Malawi’s Finance Minister Ken Lipenga on Monday said the 2013/14 budget will focus on consolidating the reforms government instituted in the current financial year.
He said this at the first pre-budget consultation meeting the ministry officials conducted with representatives of the business community in the commercial city of Blantyre that included the Society of Accountants in Malawi (Socam) and the Malawi Confederation of Chambers of Commerce and Industry (MCCCI).
Lipenga said there is need for Malawians not to lose sight of what the reforms, among others, the 49 percent devaluation of the kwacha and the adoption of a market-determined exchange rate have achieved.
“Sustaining market-based reforms has helped to restore both investor and donor confidence in our economic policy stance. Confidence is not easily restored once it is eroded,” he said.
The minister cited, as some achievements of the reforms, the elimination of fuel shortages and fuel queues, except for the occasional logistical hiccup.
Lipenga touted the reforms for the shrinking of the black market premium to five percent from over 80 percent, stressing that the near elimination of the foreign exchange black market is without doubt one of the most enduring reforms.
He cited the restoration of sizeable donor flows that have facilitated a sizable scaling up of social spending by up to five percentage points of the gross domestic product (GDP), increased availability of some international credit lines, which has largely benefited the private sector by facilitating the purchase of imported inputs, especially fuel and fertiliser and a sizeable pick-up in industrial capacity utilisation due to the increased availability of fuel, foreign exchange and essential inputs.
But the very same reforms have also brought misery onto Malawians resulting in rising cost of living as a consequence of rising inflation and interest rate making borrowing for the private sector, the engine of economic growth, expensive.
Looking into the future, Lipenga said “already, we are seeing that maize prices in some markets in the South are up to 50 percent lower than before.
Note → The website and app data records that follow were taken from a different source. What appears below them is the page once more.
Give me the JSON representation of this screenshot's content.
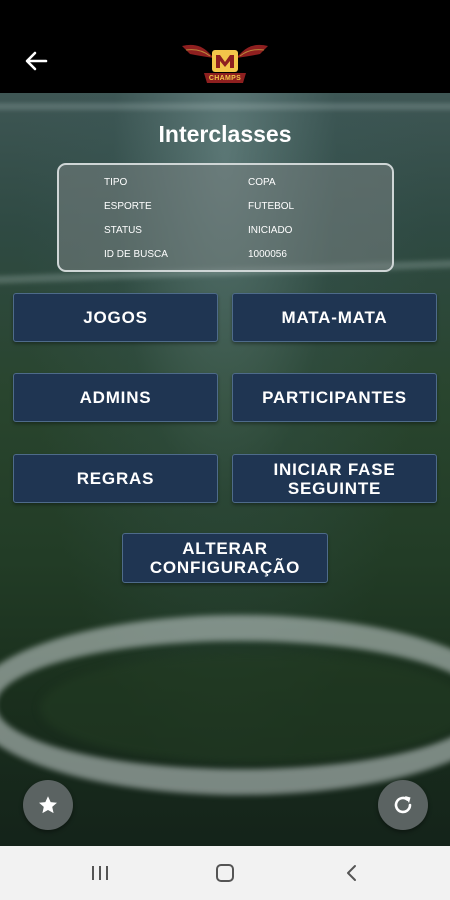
{
  "header": {
    "back_icon": "arrow-left-icon",
    "logo_text": "CHAMPS"
  },
  "page": {
    "title": "Interclasses"
  },
  "info": {
    "rows": [
      {
        "key": "TIPO",
        "value": "COPA"
      },
      {
        "key": "ESPORTE",
        "value": "FUTEBOL"
      },
      {
        "key": "STATUS",
        "value": "INICIADO"
      },
      {
        "key": "ID DE BUSCA",
        "value": "1000056"
      }
    ]
  },
  "buttons": {
    "jogos": "JOGOS",
    "mata_mata": "MATA-MATA",
    "admins": "ADMINS",
    "participantes": "PARTICIPANTES",
    "regras": "REGRAS",
    "iniciar_fase_line1": "INICIAR FASE",
    "iniciar_fase_line2": "SEGUINTE",
    "alterar_line1": "ALTERAR",
    "alterar_line2": "CONFIGURAÇÃO"
  },
  "fabs": {
    "favorite_icon": "star-icon",
    "refresh_icon": "refresh-icon"
  },
  "navbar": {
    "recents_icon": "recents-icon",
    "home_icon": "home-icon",
    "back_icon": "back-chevron-icon"
  },
  "colors": {
    "button_bg": "#1f3552",
    "button_border": "#4e6b8a",
    "logo_accent": "#f3c64a",
    "logo_red": "#8e1f1f"
  }
}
This bodes well for bringing food inflation under control,” he said that preliminary crop estimates suggest that the surplus of maize and various cash crops will be significantly higher than last year owing in part to good rainfall.
A surplus crop output will be good for Malawi because it means a reduction in the inflation rate currently at 37.9 percent since food takes up a huge chunk at 50.2 percent in the Consumer Price Index (CPI)—a measure that examines the weighted average of prices of a basket of consumer goods and services.
But Lipenga cautioned that the speed with which the exchange rate and price stabilisation can be achieved will also depend on the public’s tolerance for austerity measures.
A bulk of Malawi’s budget is dedicated to social spending hence “definite limits to which the budget can be compressed”.
He explained: “and, in fact ,in the current fiscal year, sizeable donor flows make it feasible for total spending to actually rise as a percentage of GDP rather than falling, with the increase mostly devoted to higher social spending, “explained.